◆ EXTRACTED ENTRIES ◆
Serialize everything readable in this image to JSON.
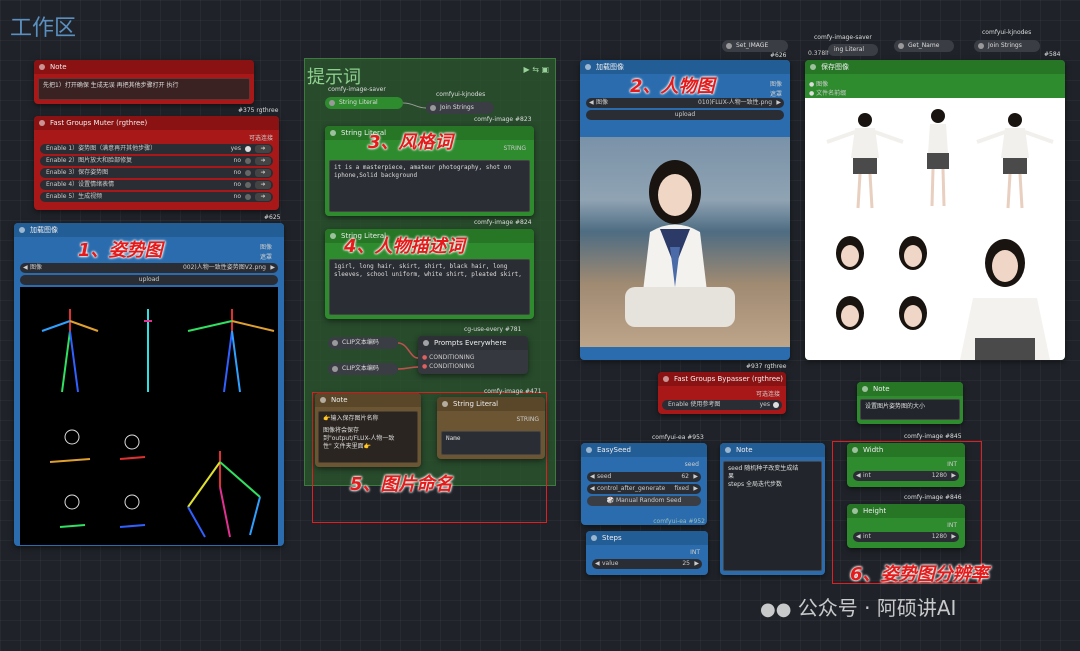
{
  "workspace": {
    "title": "工作区"
  },
  "colors": {
    "red_node": "#a81818",
    "blue_node": "#2a6cad",
    "green_node": "#2e8b2e",
    "group_green": "#2c5a2e",
    "brown_node": "#6b5533",
    "annotation": "#e51b1b"
  },
  "note1": {
    "title": "Note",
    "text": "先把1）打开确保 生成无误 再把其他步骤打开 执行"
  },
  "fast_muter": {
    "id": "#375 rgthree",
    "title": "Fast Groups Muter (rgthree)",
    "hint": "可选连接",
    "rows": [
      {
        "label": "Enable 1）姿势图（满意再开其他步骤）",
        "state": "yes"
      },
      {
        "label": "Enable 2）图片放大和脸部修复",
        "state": "no"
      },
      {
        "label": "Enable 3）保存姿势图",
        "state": "no"
      },
      {
        "label": "Enable 4）设置情绪表情",
        "state": "no"
      },
      {
        "label": "Enable 5）生成视频",
        "state": "no"
      }
    ]
  },
  "pose_node": {
    "id": "#625",
    "title": "加载图像",
    "out1": "图像",
    "out2": "遮罩",
    "image_label": "图像",
    "image_value": "002)人物一致性姿势图V2.png",
    "upload": "upload",
    "annotation": "1、姿势图"
  },
  "group_prompt": {
    "title": "提示词"
  },
  "string_literal_1": {
    "id": "comfy-image-saver",
    "title": "String Literal"
  },
  "join_strings_1": {
    "id": "comfyui-kjnodes",
    "title": "Join Strings"
  },
  "style_node": {
    "id": "comfy-image #823",
    "title": "String Literal",
    "out": "STRING",
    "text": "it is a masterpiece, amateur photography, shot on iphone,Solid background",
    "annotation": "3、风格词"
  },
  "char_node": {
    "id": "comfy-image #824",
    "title": "String Literal",
    "text": "1girl, long hair, skirt, shirt, black hair, long sleeves, school uniform, white shirt, pleated skirt,",
    "annotation": "4、人物描述词"
  },
  "clip": {
    "label1": "CLIP文本编码",
    "label2": "CLIP文本编码"
  },
  "prompts_everywhere": {
    "id": "cg-use-every #781",
    "title": "Prompts Everywhere",
    "in1": "CONDITIONING",
    "in2": "CONDITIONING"
  },
  "note2": {
    "title": "Note",
    "line1": "👉输入保存图片名称",
    "line2": "图像将会保存",
    "line3": "到\"output/FLUX-人物一致",
    "line4": "性\" 文件夹里面👉"
  },
  "naming_node": {
    "id": "comfy-image #471",
    "title": "String Literal",
    "out": "STRING",
    "text": "Name",
    "annotation": "5、图片命名"
  },
  "person_node": {
    "id": "#937 rgthree",
    "title": "加载图像",
    "out1": "图像",
    "out2": "遮罩",
    "image_label": "图像",
    "image_value": "010)FLUX-人物一致性.png",
    "upload": "upload",
    "annotation": "2、人物图"
  },
  "bypasser": {
    "title": "Fast Groups Bypasser (rgthree)",
    "hint": "可选连接",
    "row_label": "Enable 使用参考图",
    "row_state": "yes"
  },
  "set_image": {
    "label": "Set_IMAGE",
    "id": "#626"
  },
  "string_literal_top": {
    "id": "comfy-image-saver",
    "label": "ing Literal",
    "prefix": "0.378lf"
  },
  "get_name": {
    "label": "Get_Name"
  },
  "join_strings_top": {
    "id": "comfyui-kjnodes",
    "label": "Join Strings",
    "node_id": "#584"
  },
  "save_node": {
    "title": "保存图像",
    "in1": "图像",
    "in2": "文件名前缀"
  },
  "easyseed": {
    "id": "comfyui-ea #953",
    "title": "EasySeed",
    "out": "seed",
    "seed_label": "seed",
    "seed_value": "62",
    "control_label": "control_after_generate",
    "control_value": "fixed",
    "button": "🎲 Manual Random Seed",
    "footer": "comfyui-ea #952"
  },
  "note3": {
    "title": "Note",
    "line1": "seed 随机种子改变生成结",
    "line2": "果",
    "line3": "steps 全局迭代步数"
  },
  "steps_node": {
    "title": "Steps",
    "out": "INT",
    "label": "value",
    "value": "25"
  },
  "note4": {
    "title": "Note",
    "text": "设置图片姿势图的大小"
  },
  "width_node": {
    "id": "comfy-image #845",
    "title": "Width",
    "out": "INT",
    "label": "int",
    "value": "1280"
  },
  "height_node": {
    "id": "comfy-image #846",
    "title": "Height",
    "out": "INT",
    "label": "int",
    "value": "1280"
  },
  "res_annotation": "6、姿势图分辨率",
  "watermark": "公众号 · 阿硕讲AI"
}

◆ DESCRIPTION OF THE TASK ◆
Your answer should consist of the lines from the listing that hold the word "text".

◆ OUTPUT ◆
    "text": "先把1）打开确保 生成无误 再把其他步骤打开 执行"
    "text": "it is a masterpiece, amateur photography, shot on iphone,Solid background",
    "text": "1girl, long hair, skirt, shirt, black hair, long sleeves, school uniform, white shirt, pleated skirt,",
    "text": "Name",
    "text": "设置图片姿势图的大小"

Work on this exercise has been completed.